── Exercise data

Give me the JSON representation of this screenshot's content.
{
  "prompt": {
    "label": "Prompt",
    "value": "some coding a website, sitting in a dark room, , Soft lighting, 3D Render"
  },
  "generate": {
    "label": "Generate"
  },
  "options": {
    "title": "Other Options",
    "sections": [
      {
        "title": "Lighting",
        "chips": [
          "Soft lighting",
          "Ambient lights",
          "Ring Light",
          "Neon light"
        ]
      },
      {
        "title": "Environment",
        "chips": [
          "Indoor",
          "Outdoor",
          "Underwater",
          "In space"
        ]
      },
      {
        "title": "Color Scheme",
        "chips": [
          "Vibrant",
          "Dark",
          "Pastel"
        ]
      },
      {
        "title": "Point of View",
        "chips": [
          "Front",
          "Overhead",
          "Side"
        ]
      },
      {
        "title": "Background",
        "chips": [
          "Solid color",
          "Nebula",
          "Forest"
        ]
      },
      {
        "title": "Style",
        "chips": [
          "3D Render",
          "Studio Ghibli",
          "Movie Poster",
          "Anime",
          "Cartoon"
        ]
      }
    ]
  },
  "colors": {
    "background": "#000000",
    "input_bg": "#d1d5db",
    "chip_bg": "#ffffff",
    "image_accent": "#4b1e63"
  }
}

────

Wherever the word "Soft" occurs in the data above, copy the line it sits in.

-- Response --
    "value": "some coding a website, sitting in a dark room, , Soft lighting, 3D Render"
          "Soft lighting",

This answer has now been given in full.